Loot Boxes Make Young People Go Into Debt
Loot Boxes are eventually the gaming version of gambling. And it has become somewhat of a controversial mechanic over the past few years.
Over 1 In 10 Young People Get Into Debt Due To Loot Boxes
The UK Royal Society for Public Health has come out with the Gambling Health Alliance regarding the financial cost of in-game transactions in time for Christmas to warn parents. As most of you know, loot boxes are eventually really dangerous for people out there. Especially for the younger ones as this is a form of addiction. But the developers continue to do what they do.
Including the average cost of a game at £35, one in four young gamers spent over £100 on in-game microtransactions for loot boxes, suggesting that it’s going to be a pretty expensive Christmas for some parents even after all the presents have been bought. So the UK Royal Society came up with some pretty shocking data to show us how dangerous loot boxes are:
“Almost one in six (15%) young gamers had taken money from their parents without their permission to buy loots boxes;
One in ten (11%) had used their parents’ credit or debit card to fund their loot box purchases;
One in ten (9%) had borrowed money they couldn’t repay to spend on boxes;
Three young gamers’ loot box buying habits resulted in their families having to re-mortgage their homes to cover the costs.”
Loot boxes have negative effects on the younger ones. As they mostly think that it is somewhat a pay-to-win tool. And getting good items are on the lower end. This also adds frustration, thus making people, especially younger ones pretty much addictive.
The United Kingdom is pretty strict when it comes to loot boxes. As earlier, the government considered these boxes as gambling.

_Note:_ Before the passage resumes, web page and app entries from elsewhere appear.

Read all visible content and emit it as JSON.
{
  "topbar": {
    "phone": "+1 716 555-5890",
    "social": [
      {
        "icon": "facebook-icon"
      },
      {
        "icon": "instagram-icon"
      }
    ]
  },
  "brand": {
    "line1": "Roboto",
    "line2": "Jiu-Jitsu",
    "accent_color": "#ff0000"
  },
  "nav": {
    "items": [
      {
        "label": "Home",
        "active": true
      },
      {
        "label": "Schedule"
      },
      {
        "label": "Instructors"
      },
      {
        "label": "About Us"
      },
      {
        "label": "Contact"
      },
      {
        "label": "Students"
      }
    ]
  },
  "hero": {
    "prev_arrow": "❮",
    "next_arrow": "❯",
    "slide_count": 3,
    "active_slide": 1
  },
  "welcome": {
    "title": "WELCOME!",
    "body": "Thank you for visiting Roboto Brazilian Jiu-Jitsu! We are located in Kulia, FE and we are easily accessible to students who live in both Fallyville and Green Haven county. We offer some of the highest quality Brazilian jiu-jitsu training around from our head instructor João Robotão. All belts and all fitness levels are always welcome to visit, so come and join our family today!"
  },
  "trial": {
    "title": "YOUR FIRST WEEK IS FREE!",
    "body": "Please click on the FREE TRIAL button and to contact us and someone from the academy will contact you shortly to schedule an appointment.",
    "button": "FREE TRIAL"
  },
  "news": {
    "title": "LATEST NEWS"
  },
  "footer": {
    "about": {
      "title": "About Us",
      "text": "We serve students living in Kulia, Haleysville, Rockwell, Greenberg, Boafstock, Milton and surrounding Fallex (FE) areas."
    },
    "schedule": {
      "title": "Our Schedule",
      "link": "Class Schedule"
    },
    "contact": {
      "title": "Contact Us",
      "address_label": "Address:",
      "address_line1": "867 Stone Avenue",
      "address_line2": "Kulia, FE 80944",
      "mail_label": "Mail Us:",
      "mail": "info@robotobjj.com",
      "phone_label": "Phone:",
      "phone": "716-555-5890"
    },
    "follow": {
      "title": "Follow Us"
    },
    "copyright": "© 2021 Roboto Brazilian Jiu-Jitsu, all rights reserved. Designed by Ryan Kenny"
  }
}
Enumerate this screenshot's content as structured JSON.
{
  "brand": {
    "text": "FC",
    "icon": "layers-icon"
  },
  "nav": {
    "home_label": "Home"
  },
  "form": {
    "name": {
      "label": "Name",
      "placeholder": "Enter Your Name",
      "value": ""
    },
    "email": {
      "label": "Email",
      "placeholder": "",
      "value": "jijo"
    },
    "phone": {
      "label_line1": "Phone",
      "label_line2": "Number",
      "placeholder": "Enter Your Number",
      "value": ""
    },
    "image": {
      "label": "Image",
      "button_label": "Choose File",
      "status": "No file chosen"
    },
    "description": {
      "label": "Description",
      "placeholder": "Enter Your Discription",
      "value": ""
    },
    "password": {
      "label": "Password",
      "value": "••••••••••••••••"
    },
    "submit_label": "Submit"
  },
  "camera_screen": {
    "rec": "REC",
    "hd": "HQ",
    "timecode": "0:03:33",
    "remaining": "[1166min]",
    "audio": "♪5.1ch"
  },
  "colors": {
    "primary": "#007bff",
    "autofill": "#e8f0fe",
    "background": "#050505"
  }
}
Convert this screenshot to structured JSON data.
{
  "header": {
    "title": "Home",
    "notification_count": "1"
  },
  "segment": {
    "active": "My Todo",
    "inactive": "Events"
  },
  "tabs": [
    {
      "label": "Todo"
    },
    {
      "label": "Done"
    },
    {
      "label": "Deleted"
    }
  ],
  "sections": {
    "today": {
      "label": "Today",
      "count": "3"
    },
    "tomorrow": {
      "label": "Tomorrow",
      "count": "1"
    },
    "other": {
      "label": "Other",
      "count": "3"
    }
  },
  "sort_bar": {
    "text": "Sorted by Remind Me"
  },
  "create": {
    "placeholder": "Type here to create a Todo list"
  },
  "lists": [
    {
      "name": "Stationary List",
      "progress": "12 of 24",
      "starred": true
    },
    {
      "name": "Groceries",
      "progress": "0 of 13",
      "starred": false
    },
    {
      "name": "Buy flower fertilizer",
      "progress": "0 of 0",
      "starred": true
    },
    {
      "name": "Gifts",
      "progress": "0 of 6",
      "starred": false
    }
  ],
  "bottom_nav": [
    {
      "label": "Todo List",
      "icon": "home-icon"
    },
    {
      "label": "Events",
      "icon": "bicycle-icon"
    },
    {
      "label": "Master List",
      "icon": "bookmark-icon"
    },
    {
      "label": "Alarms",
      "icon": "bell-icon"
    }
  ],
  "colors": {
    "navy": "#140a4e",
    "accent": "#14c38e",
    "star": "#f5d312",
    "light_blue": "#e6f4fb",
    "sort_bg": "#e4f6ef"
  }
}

We will see in the future if the governments take things a step further. Maybe there will be other prevention after Christmas.